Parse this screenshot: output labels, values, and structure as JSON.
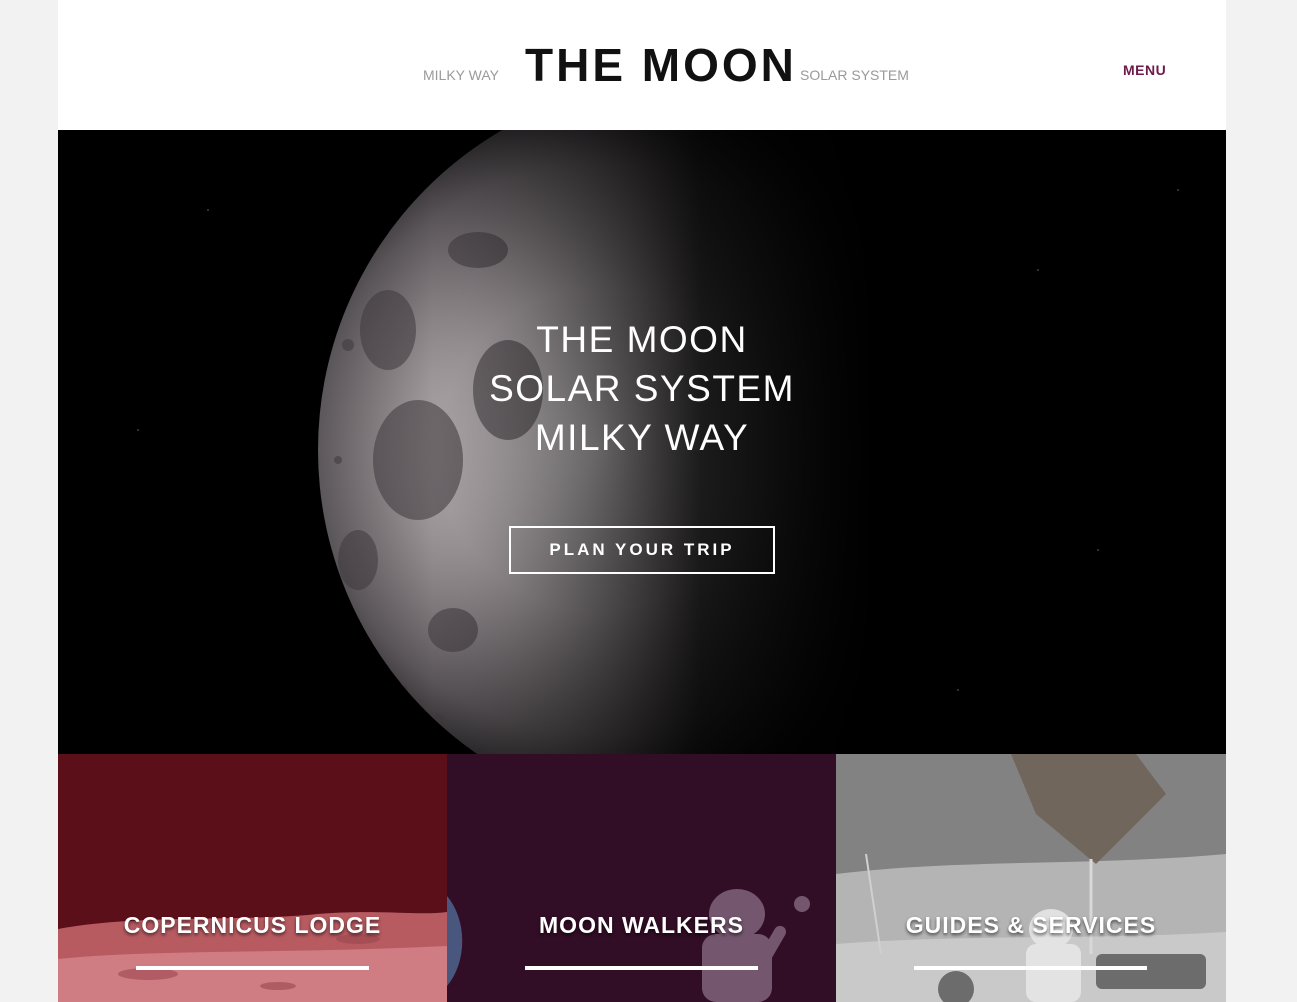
{
  "header": {
    "nav_left": "MILKY WAY",
    "brand": "THE MOON",
    "nav_right": "SOLAR SYSTEM",
    "menu": "MENU"
  },
  "hero": {
    "lines": [
      "THE MOON",
      "SOLAR SYSTEM",
      "MILKY WAY"
    ],
    "cta_label": "PLAN YOUR TRIP"
  },
  "tiles": [
    {
      "title": "COPERNICUS LODGE",
      "color": "#5b0f19"
    },
    {
      "title": "MOON WALKERS",
      "color": "#320d26"
    },
    {
      "title": "GUIDES & SERVICES",
      "color": "#858585"
    }
  ],
  "colors": {
    "menu_accent": "#6e1a4a",
    "page_bg": "#f2f2f2",
    "hero_bg": "#000000"
  }
}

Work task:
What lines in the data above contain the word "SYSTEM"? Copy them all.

Answer area:
    "nav_right": "SOLAR SYSTEM",
      "SOLAR SYSTEM",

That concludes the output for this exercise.